Top of DATA FOR THE TASK

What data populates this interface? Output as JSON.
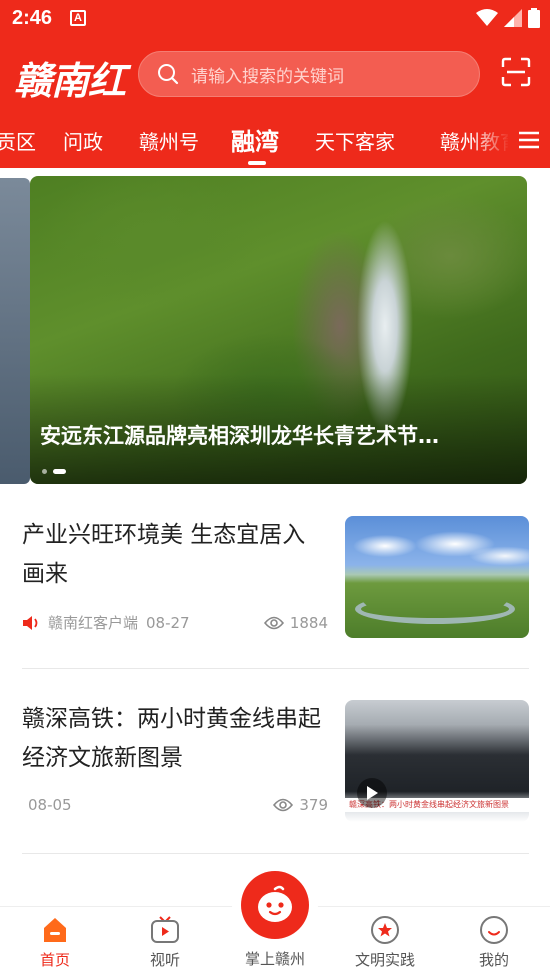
{
  "status_bar": {
    "time": "2:46",
    "notification_letter": "A"
  },
  "header": {
    "logo_text": "赣南红",
    "search_placeholder": "请输入搜索的关键词",
    "scan_icon": "scan-icon"
  },
  "tabs": {
    "items": [
      "贡区",
      "问政",
      "赣州号",
      "融湾",
      "天下客家",
      "赣州教育"
    ],
    "active": "融湾"
  },
  "banner": {
    "title": "安远东江源品牌亮相深圳龙华长青艺术节…",
    "slide_count": 2,
    "active_slide": 2
  },
  "news": [
    {
      "title": "产业兴旺环境美  生态宜居入画来",
      "source": "赣南红客户端",
      "date": "08-27",
      "views": "1884",
      "has_audio_icon": true,
      "is_video": false
    },
    {
      "title": "赣深高铁：两小时黄金线串起经济文旅新图景",
      "source": "",
      "date": "08-05",
      "views": "379",
      "has_audio_icon": false,
      "is_video": true,
      "thumb_caption": "赣深高铁：两小时黄金线串起经济文旅新图景"
    }
  ],
  "bottom_nav": {
    "items": [
      {
        "label": "首页",
        "icon": "home-icon",
        "active": true
      },
      {
        "label": "视听",
        "icon": "tv-icon",
        "active": false
      },
      {
        "label": "掌上赣州",
        "icon": "mascot-icon",
        "active": false
      },
      {
        "label": "文明实践",
        "icon": "star-badge-icon",
        "active": false
      },
      {
        "label": "我的",
        "icon": "profile-icon",
        "active": false
      }
    ]
  },
  "colors": {
    "brand_red": "#ee2a1b",
    "text_gray": "#999999"
  }
}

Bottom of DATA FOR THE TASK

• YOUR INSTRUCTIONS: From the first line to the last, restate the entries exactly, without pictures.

• SOLUTION FOR THIS PROBLEM:
What data populates this interface? Output as JSON.
{
  "status_bar": {
    "time": "2:46",
    "notification_letter": "A"
  },
  "header": {
    "logo_text": "赣南红",
    "search_placeholder": "请输入搜索的关键词",
    "scan_icon": "scan-icon"
  },
  "tabs": {
    "items": [
      "贡区",
      "问政",
      "赣州号",
      "融湾",
      "天下客家",
      "赣州教育"
    ],
    "active": "融湾"
  },
  "banner": {
    "title": "安远东江源品牌亮相深圳龙华长青艺术节…",
    "slide_count": 2,
    "active_slide": 2
  },
  "news": [
    {
      "title": "产业兴旺环境美  生态宜居入画来",
      "source": "赣南红客户端",
      "date": "08-27",
      "views": "1884",
      "has_audio_icon": true,
      "is_video": false
    },
    {
      "title": "赣深高铁：两小时黄金线串起经济文旅新图景",
      "source": "",
      "date": "08-05",
      "views": "379",
      "has_audio_icon": false,
      "is_video": true,
      "thumb_caption": "赣深高铁：两小时黄金线串起经济文旅新图景"
    }
  ],
  "bottom_nav": {
    "items": [
      {
        "label": "首页",
        "icon": "home-icon",
        "active": true
      },
      {
        "label": "视听",
        "icon": "tv-icon",
        "active": false
      },
      {
        "label": "掌上赣州",
        "icon": "mascot-icon",
        "active": false
      },
      {
        "label": "文明实践",
        "icon": "star-badge-icon",
        "active": false
      },
      {
        "label": "我的",
        "icon": "profile-icon",
        "active": false
      }
    ]
  },
  "colors": {
    "brand_red": "#ee2a1b",
    "text_gray": "#999999"
  }
}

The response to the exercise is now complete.